### [WORK TO COMPLETE]
Scan the entries below for the word "title" and copy every line in which it occurs.

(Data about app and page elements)

Content starts

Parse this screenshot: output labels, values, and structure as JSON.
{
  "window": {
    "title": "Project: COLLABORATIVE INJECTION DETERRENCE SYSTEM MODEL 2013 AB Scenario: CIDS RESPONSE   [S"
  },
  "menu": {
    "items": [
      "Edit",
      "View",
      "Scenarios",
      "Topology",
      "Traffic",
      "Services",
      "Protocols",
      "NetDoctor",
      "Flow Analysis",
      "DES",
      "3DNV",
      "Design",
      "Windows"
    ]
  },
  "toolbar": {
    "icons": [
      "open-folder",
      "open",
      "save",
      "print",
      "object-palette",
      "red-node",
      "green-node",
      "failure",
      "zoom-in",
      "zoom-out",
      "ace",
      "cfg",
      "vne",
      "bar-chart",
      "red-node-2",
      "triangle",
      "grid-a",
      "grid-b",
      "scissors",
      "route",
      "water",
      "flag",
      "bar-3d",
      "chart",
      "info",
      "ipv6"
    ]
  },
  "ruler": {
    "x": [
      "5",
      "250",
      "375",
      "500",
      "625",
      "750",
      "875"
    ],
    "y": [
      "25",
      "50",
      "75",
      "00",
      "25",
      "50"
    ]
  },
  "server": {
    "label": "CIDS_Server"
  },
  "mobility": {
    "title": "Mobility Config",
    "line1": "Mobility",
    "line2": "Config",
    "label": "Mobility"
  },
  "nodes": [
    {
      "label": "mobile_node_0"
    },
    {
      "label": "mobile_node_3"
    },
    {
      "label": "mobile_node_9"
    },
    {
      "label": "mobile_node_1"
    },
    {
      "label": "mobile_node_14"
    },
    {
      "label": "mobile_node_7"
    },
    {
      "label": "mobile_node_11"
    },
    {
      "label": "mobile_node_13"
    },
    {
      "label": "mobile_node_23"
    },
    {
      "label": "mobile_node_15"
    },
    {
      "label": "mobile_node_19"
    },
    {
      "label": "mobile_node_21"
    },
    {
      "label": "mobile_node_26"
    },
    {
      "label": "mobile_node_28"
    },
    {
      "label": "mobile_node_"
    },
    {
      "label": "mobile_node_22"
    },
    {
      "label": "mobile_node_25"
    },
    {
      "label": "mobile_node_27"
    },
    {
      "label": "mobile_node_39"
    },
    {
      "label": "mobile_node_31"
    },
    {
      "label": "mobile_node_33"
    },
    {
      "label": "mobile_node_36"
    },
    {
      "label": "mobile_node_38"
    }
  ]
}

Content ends

### [REPLY TO THE EXERCISE]
    "title": "Project: COLLABORATIVE INJECTION DETERRENCE SYSTEM MODEL 2013 AB Scenario: CIDS RESPONSE   [S"
    "title": "Mobility Config",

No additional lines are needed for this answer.